**Task instructions:**
Look through the data below. Collect every line where the word "value" occurs.
============
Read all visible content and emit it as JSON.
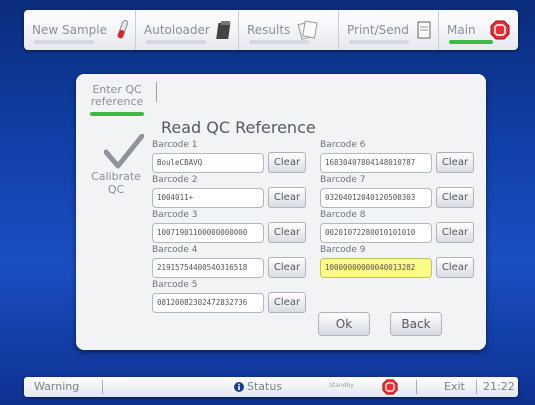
{
  "topbar": {
    "tabs": [
      {
        "label": "New Sample",
        "icon": "test-tube-icon",
        "active": false
      },
      {
        "label": "Autoloader",
        "icon": "rack-icon",
        "active": false
      },
      {
        "label": "Results",
        "icon": "result-sheets-icon",
        "active": false
      },
      {
        "label": "Print/Send",
        "icon": "printer-icon",
        "active": false
      },
      {
        "label": "Main",
        "icon": "stop-octagon-icon",
        "active": true
      }
    ]
  },
  "panel": {
    "subtab_label": "Enter QC reference",
    "side_label": "Calibrate QC",
    "title": "Read QC Reference",
    "clear_label": "Clear",
    "barcodes": [
      {
        "label": "Barcode 1",
        "value": "BouleCBAVQ"
      },
      {
        "label": "Barcode 2",
        "value": "1004011+"
      },
      {
        "label": "Barcode 3",
        "value": "10071901100000000000"
      },
      {
        "label": "Barcode 4",
        "value": "21915754400540316518"
      },
      {
        "label": "Barcode 5",
        "value": "08120082302472832736"
      },
      {
        "label": "Barcode 6",
        "value": "16830407804148010787"
      },
      {
        "label": "Barcode 7",
        "value": "03204012040120500303"
      },
      {
        "label": "Barcode 8",
        "value": "00201072280010101010"
      },
      {
        "label": "Barcode 9",
        "value": "10000000000040013282"
      }
    ],
    "ok_label": "Ok",
    "back_label": "Back"
  },
  "statusbar": {
    "warning": "Warning",
    "status": "Status",
    "standby": "Standby",
    "exit": "Exit",
    "time": "21:22"
  },
  "colors": {
    "accent_green": "#3fb84a",
    "highlight_field": "#fcfb86",
    "stop_red": "#e8303a",
    "background_blue": "#123fa8"
  }
}
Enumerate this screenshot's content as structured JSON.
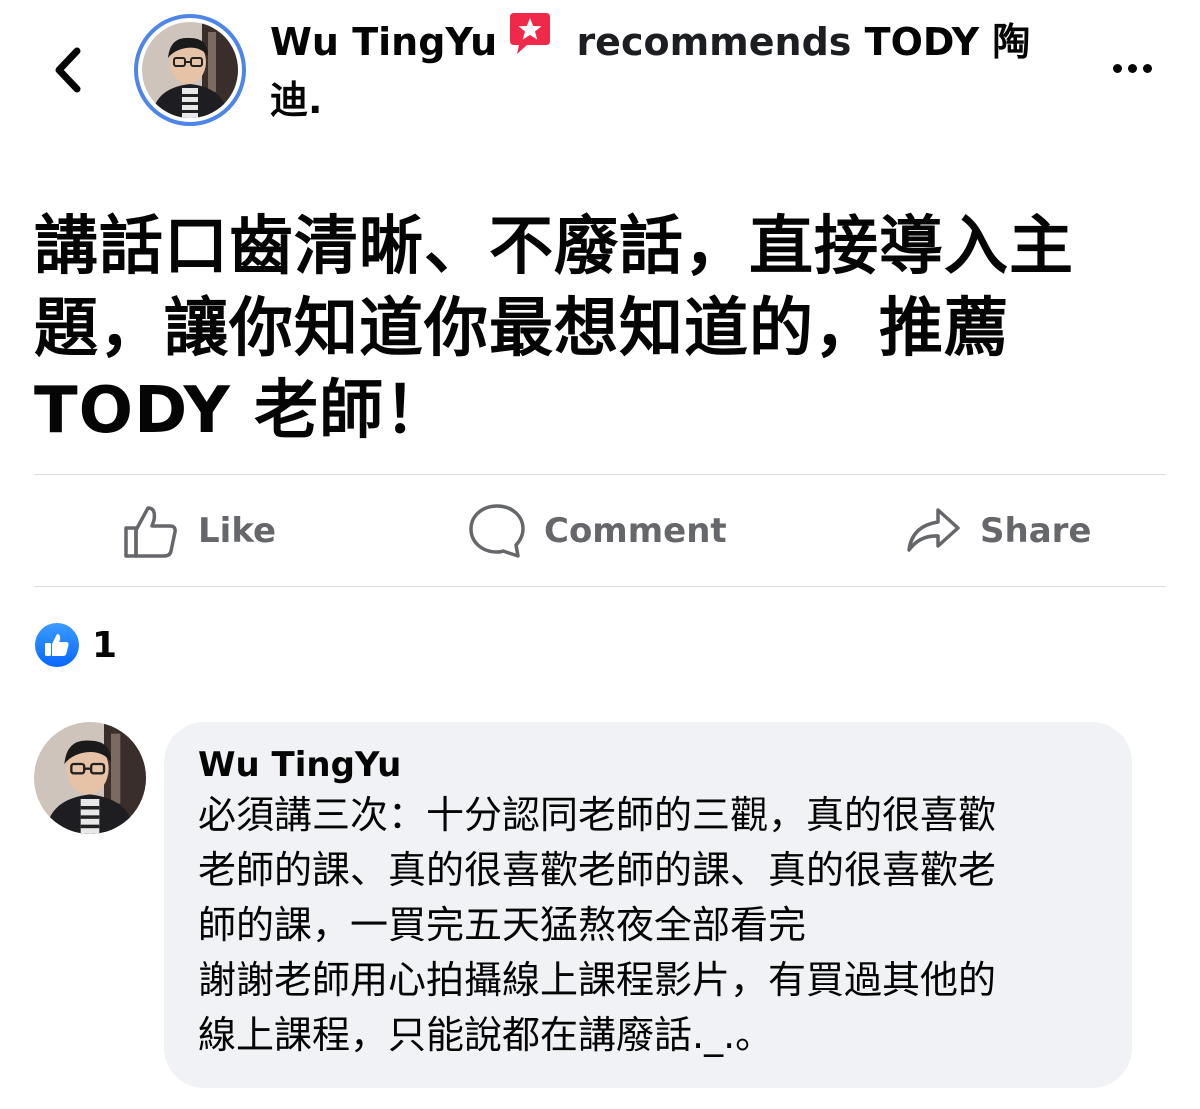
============
**Answer below:**
        "value": "BouleCBAVQ"
        "value": "1004011+"
        "value": "10071901100000000000"
        "value": "21915754400540316518"
        "value": "08120082302472832736"
        "value": "16830407804148010787"
        "value": "03204012040120500303"
        "value": "00201072280010101010"
        "value": "10000000000040013282"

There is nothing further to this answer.